During a recent talk to a group of civic leaders about entrepreneurship and the Atlanta Tech Village, I mentioned that almost all successful entrepreneurs aren’t successful with their first idea. Meaning, success either came after a failed venture or after a pivot to a new idea. The common story of an entrepreneur coming up with an innovative idea and succeeding on the first try is a myth.
After the talk, one of the civic leaders eagerly came up and told me that his son was a successful entrepreneur that started a distillery and made it work on the first try. Biting my tongue, I nodded, smiled, and thanked him for attending the talk. At that point, I realized I hadn’t emphasized enough that I was talking about innovative businesses that invent a new product or solution that’s never been done before. Replicative businesses are ones that entrepreneurs create in an existing market with an existing type of product or service that has a number of direct substitutes. A local distillery is a replicative business.
One of my favorite quotes for civic leaders is “the majority of new jobs created over the next 10 years will come from businesses that aren’t even in existence today.” Yes, new replicative businesses will create a number of jobs but new innovative businesses will create many more. Creating a successful innovative business is 100x harder than creating a successful replicative business.
When talking about entrepreneurship and job creation, make sure to distinguish between innovative and replicative businesses.

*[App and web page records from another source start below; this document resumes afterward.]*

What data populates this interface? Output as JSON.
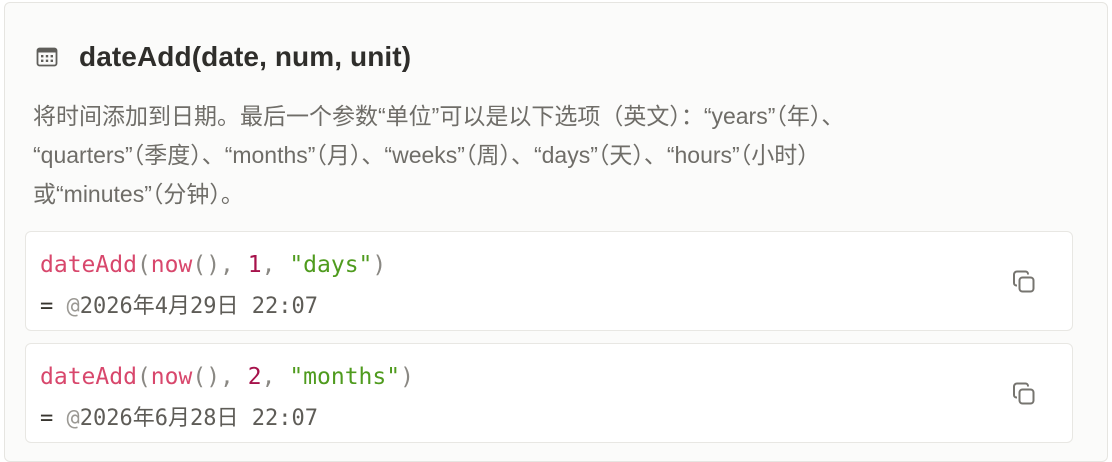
{
  "header": {
    "icon": "calendar-icon",
    "title": "dateAdd(date, num, unit)"
  },
  "description": {
    "line1": "将时间添加到日期。最后一个参数“单位”可以是以下选项（英文）：“years”（年）、",
    "line2": "“quarters”（季度）、“months”（月）、“weeks”（周）、“days”（天）、“hours”（小时）",
    "line3": "或“minutes”（分钟）。"
  },
  "examples": [
    {
      "fn": "dateAdd",
      "open": "(",
      "inner_fn": "now",
      "inner_parens": "()",
      "sep1": ", ",
      "num": "1",
      "sep2": ", ",
      "unit": "\"days\"",
      "close": ")",
      "result_eq": "= ",
      "result_at": "@",
      "result_value": "2026年4月29日 22:07",
      "copy_icon": "copy-icon"
    },
    {
      "fn": "dateAdd",
      "open": "(",
      "inner_fn": "now",
      "inner_parens": "()",
      "sep1": ", ",
      "num": "2",
      "sep2": ", ",
      "unit": "\"months\"",
      "close": ")",
      "result_eq": "= ",
      "result_at": "@",
      "result_value": "2026年6月28日 22:07",
      "copy_icon": "copy-icon"
    }
  ],
  "colors": {
    "function": "#d8476c",
    "number": "#a6124b",
    "string": "#4f9b1e"
  }
}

What else? What are some more thoughts on the idea of distinguishing innovative businesses from replicative businesses?